Cuba has a lower infant mortality rate than the US. 4.2/1000 versus 6.1/1000. The rate does not vary all that much around the country, suggesting that good maternal and infant care are available wherever a woman lives.
Here are some of the reasons. Medical care is free; guaranteed in the Constitution as a responsibility of the government. Everyone in Cuba has a family doctor who usually lives above the clinic in the neighborhood and makes regular house calls. Really. He/she is required by the maternity protocol to do a full early pregnancy examination before the ninth week of pregnancy during which the potential complications are identified. A plan for the pregnancy is developed and reviewed with the consulting obstetrician. Both clinical and social risks are considered, for example twins, gestational diabetes or hypertension, inadequate nutrition and family environment. The family physician and nurse follow women in the low risk category. The national protocol includes 12 visits and timely screenings for developmental problems. Ultrasound exams are routine. Women get paid time off for their prenatal visits.
If there are any concerns about possible risks to delivering a healthy baby, the pregnant woman lives in a “maternity home” under medical, nutrition and social worker supervision. Saying no to this special treatment does not seem to be option. When the baby is about to be born the woman is transferred to a hospital that knows the individual treatment plan and is prepared for the mother and baby. There is extensive neonatal screening for all babies to identify both common and rare genetic, metabolic or hormonal abnormalities. All newborns are tested for hearing. Within three days after discharge the family doctor and nurse make a house call to assess baby, mother and the environment. Supplemental nutrition is provided for both. Babies and mothers see the family doctor regularly in the first year of life and all babies are immunized against 13 childhood diseases. All complications are reviewed with the consulting pediatrician who can see the baby and mother at the regional polyclinic (multi-specialty ambulatory center).
Without respect to the high level of care mothers and children receive, Cuba has a very low birth rate; currently 1.42 per woman, way below the population replacement rate of 2.1. In fact, the government announced new financial incentives just this week to encourage women to have more children. There is considerable skepticism they will do much good. People we talked with gave us powerful reasons there are so few babies. The education level for women has risen sharply, increasing their opportunities in the workplace. Housing is crowded and expensive. Young couples often have to delay living together and getting married until they can afford to buy even a tiny apartment.
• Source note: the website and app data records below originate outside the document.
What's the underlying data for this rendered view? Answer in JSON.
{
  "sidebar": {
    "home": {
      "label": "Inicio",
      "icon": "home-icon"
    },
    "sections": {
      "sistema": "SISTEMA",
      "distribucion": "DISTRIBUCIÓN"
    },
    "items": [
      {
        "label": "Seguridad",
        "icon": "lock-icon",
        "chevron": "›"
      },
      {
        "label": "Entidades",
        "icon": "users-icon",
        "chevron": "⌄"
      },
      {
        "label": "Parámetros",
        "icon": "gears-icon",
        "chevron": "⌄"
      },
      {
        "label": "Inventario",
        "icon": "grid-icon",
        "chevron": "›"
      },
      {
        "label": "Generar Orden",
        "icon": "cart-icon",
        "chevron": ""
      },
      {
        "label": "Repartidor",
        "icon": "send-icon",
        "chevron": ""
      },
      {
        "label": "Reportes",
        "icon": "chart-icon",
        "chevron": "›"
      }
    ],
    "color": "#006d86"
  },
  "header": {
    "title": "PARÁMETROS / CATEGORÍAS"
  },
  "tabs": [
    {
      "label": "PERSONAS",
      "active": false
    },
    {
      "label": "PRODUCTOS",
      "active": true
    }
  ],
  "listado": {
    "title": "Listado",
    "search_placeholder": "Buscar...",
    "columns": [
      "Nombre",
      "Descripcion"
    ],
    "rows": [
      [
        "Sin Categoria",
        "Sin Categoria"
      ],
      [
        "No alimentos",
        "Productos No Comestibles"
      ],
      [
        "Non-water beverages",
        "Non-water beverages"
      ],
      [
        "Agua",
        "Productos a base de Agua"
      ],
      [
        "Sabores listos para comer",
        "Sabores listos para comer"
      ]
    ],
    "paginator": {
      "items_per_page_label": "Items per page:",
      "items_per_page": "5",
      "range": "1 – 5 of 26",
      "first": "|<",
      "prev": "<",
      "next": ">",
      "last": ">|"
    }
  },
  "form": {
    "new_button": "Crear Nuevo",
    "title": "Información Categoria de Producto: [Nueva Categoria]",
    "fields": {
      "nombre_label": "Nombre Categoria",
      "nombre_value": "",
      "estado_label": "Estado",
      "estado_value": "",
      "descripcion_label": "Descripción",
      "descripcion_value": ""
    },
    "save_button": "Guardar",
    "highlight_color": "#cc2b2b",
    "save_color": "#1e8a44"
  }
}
Salaries remain low, making many people afraid they cannot afford to raise a child, yet. Contraception is widely available at very low cost. Abortion is legal, free and not stigmatized.